WHAT THE TASK REQUIRES ▸ If a line in the entries below includes "subtitle", show that line.

------ SOURCE INFORMATION ------

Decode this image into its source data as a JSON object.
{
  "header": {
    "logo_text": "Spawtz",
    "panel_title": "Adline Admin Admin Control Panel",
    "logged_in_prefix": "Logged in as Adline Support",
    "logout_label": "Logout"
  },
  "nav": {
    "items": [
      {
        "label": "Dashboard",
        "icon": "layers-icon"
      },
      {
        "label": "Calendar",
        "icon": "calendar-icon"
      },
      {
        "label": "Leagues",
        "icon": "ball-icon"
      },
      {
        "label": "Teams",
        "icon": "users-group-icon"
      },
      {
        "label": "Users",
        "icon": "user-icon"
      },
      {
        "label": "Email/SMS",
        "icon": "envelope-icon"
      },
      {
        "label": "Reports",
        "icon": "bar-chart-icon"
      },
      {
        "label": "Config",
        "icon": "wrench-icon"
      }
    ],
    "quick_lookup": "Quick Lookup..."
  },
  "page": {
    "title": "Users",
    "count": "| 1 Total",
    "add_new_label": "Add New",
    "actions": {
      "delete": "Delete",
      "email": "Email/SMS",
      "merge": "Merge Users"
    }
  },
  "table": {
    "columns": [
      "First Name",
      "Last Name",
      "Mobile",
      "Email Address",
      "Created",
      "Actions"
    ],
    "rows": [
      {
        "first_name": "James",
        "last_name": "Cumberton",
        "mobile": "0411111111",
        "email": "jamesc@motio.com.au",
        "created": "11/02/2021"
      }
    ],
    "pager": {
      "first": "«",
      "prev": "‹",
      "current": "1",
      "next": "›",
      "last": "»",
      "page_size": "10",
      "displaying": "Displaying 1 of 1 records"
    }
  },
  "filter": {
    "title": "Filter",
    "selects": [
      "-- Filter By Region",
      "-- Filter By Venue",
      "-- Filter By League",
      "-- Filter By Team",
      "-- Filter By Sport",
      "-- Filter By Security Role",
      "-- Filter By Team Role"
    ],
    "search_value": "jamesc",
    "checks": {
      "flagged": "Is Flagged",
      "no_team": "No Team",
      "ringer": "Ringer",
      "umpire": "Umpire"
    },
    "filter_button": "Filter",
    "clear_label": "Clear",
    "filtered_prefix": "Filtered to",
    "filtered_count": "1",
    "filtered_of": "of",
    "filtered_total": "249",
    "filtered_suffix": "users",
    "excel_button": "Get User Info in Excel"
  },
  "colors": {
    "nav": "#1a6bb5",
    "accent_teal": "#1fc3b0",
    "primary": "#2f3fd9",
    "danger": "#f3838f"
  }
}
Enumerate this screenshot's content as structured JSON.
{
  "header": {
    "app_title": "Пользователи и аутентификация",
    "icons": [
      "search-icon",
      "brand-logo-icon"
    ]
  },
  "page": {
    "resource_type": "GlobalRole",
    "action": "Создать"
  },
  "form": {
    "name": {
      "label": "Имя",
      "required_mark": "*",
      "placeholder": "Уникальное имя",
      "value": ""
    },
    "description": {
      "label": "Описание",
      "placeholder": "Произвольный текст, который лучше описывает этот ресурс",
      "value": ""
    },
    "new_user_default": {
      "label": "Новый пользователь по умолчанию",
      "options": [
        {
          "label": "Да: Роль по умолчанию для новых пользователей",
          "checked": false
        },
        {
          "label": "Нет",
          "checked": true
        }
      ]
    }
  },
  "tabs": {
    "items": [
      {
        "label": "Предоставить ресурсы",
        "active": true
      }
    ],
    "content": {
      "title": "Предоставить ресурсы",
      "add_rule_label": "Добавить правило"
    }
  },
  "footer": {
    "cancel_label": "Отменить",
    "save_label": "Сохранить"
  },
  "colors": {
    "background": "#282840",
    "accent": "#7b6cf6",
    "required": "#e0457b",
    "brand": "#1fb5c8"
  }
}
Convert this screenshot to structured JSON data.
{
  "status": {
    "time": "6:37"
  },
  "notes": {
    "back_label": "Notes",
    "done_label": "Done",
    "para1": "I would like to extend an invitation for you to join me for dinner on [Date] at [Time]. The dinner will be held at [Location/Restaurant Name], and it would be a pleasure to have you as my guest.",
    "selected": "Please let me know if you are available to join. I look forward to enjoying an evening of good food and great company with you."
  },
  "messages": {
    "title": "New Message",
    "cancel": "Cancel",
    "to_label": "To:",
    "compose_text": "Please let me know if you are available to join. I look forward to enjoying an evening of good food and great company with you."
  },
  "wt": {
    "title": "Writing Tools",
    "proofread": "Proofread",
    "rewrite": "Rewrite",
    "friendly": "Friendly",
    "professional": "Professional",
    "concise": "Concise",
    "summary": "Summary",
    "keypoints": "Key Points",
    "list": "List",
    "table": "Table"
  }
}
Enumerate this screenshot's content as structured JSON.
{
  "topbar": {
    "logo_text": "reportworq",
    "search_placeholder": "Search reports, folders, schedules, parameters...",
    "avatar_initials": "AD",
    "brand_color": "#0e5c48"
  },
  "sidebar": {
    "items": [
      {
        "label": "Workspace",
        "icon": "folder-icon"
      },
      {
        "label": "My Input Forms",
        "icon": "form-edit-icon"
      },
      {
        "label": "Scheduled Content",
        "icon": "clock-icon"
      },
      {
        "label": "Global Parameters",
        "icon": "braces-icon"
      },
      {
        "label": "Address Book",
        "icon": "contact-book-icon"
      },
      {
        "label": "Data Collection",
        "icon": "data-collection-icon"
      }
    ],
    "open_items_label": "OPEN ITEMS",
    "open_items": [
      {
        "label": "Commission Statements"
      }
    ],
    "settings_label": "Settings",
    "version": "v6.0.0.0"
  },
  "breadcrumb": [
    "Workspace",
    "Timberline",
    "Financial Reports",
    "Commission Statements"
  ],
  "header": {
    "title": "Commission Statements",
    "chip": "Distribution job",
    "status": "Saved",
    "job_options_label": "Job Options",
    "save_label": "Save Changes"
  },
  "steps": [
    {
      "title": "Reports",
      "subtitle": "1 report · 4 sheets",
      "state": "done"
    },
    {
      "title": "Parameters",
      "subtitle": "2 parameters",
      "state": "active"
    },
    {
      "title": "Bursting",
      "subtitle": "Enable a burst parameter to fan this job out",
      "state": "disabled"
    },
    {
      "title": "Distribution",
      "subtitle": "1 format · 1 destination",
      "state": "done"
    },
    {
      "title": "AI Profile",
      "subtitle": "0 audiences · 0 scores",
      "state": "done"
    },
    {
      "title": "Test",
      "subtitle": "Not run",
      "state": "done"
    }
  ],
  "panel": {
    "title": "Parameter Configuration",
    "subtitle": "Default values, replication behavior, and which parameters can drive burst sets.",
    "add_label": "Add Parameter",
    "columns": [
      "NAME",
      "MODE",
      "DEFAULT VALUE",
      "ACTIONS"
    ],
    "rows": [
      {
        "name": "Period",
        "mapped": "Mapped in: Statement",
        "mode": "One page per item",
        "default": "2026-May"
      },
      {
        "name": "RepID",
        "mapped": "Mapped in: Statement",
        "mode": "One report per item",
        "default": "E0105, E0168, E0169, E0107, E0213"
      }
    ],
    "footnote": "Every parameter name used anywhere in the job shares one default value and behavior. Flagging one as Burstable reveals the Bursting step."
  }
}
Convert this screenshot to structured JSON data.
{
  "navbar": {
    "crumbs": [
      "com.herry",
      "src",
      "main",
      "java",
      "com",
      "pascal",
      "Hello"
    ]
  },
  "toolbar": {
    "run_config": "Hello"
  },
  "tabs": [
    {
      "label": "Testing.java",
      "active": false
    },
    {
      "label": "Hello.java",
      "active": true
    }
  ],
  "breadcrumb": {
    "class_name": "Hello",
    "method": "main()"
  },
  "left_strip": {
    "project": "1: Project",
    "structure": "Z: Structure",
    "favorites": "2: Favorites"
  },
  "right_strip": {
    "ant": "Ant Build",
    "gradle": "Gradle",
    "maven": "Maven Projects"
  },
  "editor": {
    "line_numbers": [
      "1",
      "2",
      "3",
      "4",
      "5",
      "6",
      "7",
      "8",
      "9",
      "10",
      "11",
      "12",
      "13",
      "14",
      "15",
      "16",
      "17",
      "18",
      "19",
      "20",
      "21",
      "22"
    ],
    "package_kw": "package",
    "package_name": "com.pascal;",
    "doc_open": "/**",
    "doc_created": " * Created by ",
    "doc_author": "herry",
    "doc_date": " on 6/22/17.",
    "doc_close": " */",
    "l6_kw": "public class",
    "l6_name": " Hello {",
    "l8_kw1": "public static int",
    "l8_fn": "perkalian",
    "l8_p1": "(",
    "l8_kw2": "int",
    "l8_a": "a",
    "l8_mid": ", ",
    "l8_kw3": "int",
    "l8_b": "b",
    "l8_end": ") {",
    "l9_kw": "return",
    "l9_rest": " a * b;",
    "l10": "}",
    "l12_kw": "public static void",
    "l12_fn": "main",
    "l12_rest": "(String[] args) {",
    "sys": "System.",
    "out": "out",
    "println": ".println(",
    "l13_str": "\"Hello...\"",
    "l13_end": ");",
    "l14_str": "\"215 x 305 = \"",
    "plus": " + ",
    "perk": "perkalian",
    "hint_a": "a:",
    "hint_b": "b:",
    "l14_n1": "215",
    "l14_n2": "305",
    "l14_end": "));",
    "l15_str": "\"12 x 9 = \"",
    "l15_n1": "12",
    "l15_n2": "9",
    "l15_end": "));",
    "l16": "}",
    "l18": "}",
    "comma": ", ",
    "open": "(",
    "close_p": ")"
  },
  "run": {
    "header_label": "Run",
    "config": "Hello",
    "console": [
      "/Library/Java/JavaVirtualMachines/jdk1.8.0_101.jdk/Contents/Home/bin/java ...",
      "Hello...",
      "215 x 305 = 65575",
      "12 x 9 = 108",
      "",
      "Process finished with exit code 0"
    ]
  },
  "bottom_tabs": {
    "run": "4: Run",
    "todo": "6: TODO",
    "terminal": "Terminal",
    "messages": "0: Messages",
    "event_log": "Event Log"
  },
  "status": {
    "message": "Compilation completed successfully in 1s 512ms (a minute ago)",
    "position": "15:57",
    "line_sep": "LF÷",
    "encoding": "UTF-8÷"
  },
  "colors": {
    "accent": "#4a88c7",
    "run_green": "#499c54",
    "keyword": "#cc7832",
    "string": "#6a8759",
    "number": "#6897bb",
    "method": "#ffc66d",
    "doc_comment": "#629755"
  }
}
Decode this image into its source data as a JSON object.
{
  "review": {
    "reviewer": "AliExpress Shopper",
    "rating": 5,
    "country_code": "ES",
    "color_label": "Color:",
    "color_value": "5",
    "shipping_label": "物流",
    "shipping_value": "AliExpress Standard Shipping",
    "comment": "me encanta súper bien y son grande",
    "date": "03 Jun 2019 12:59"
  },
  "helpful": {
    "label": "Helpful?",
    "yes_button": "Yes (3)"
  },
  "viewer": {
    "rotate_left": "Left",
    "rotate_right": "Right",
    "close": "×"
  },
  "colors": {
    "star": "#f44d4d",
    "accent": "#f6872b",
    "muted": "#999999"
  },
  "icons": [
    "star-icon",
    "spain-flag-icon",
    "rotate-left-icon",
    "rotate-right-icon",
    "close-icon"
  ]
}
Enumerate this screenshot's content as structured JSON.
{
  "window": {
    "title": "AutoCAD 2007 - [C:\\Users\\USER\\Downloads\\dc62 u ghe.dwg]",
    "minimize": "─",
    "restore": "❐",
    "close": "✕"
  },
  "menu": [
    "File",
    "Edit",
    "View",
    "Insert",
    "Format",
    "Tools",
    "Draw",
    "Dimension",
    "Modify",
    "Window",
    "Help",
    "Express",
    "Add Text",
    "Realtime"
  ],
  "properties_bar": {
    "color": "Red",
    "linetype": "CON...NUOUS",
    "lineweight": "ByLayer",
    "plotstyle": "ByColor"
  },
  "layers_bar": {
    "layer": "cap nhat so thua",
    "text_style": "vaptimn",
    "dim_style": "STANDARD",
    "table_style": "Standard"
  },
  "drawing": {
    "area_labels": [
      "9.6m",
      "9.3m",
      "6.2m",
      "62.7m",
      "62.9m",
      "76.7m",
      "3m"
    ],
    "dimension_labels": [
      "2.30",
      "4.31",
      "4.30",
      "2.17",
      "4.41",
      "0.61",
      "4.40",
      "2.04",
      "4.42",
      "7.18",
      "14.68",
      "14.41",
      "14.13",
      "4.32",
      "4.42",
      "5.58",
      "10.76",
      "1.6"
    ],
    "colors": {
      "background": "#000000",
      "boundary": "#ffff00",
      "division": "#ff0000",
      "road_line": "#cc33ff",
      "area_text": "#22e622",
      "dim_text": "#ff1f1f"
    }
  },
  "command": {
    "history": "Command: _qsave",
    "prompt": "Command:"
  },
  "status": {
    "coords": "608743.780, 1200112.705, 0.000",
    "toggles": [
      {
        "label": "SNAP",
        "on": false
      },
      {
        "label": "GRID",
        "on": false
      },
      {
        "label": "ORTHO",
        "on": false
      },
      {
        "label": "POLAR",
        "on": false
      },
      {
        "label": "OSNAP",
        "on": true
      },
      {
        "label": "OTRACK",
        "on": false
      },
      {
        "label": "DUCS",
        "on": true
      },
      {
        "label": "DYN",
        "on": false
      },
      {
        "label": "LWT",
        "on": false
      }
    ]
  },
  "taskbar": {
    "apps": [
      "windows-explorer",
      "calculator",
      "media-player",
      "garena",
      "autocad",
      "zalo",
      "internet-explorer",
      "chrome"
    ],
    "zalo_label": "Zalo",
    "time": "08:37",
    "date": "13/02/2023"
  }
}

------

SOLVED PROBLEM ▸
      "subtitle": "1 report · 4 sheets",
      "subtitle": "2 parameters",
      "subtitle": "Enable a burst parameter to fan this job out",
      "subtitle": "1 format · 1 destination",
      "subtitle": "0 audiences · 0 scores",
      "subtitle": "Not run",
    "subtitle": "Default values, replication behavior, and which parameters can drive burst sets.",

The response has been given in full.